**Task to carry out:** Please retype the data below line for line and leave out every picture.

**Items from an interface collection:**
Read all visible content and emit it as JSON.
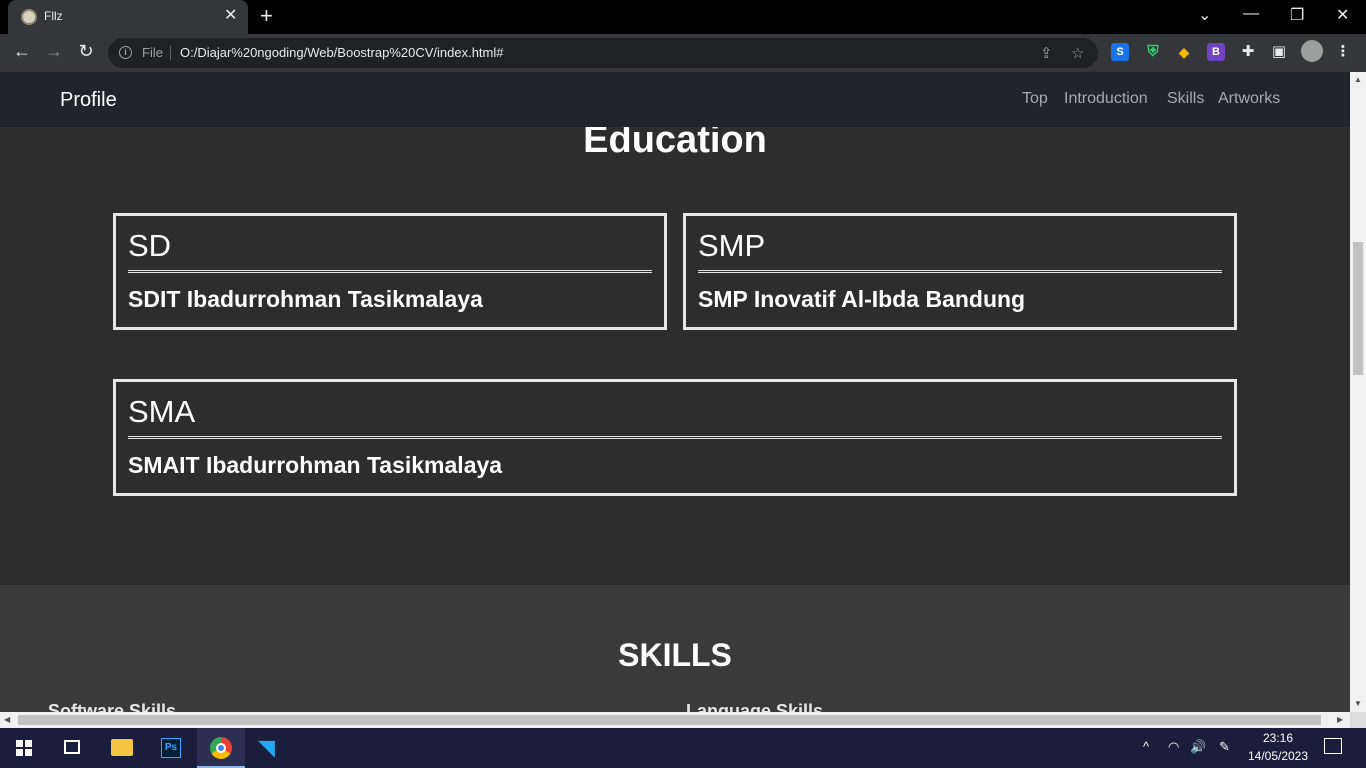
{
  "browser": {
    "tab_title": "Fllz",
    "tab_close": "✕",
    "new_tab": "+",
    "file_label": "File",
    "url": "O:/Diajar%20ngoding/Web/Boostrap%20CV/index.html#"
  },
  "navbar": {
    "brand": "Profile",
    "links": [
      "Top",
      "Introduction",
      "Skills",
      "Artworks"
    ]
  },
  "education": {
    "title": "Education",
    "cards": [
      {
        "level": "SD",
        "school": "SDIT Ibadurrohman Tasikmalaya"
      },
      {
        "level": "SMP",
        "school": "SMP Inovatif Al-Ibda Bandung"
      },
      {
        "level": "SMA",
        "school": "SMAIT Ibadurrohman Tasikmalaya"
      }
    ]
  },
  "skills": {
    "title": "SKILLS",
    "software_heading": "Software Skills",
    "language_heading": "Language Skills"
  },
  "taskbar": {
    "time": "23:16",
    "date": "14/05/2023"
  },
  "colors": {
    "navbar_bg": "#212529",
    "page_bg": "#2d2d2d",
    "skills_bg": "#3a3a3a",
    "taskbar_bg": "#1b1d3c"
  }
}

**Your solution:**
Read all visible content and emit it as JSON.
{
  "browser": {
    "tab_title": "Fllz",
    "tab_close": "✕",
    "new_tab": "+",
    "file_label": "File",
    "url": "O:/Diajar%20ngoding/Web/Boostrap%20CV/index.html#"
  },
  "navbar": {
    "brand": "Profile",
    "links": [
      "Top",
      "Introduction",
      "Skills",
      "Artworks"
    ]
  },
  "education": {
    "title": "Education",
    "cards": [
      {
        "level": "SD",
        "school": "SDIT Ibadurrohman Tasikmalaya"
      },
      {
        "level": "SMP",
        "school": "SMP Inovatif Al-Ibda Bandung"
      },
      {
        "level": "SMA",
        "school": "SMAIT Ibadurrohman Tasikmalaya"
      }
    ]
  },
  "skills": {
    "title": "SKILLS",
    "software_heading": "Software Skills",
    "language_heading": "Language Skills"
  },
  "taskbar": {
    "time": "23:16",
    "date": "14/05/2023"
  },
  "colors": {
    "navbar_bg": "#212529",
    "page_bg": "#2d2d2d",
    "skills_bg": "#3a3a3a",
    "taskbar_bg": "#1b1d3c"
  }
}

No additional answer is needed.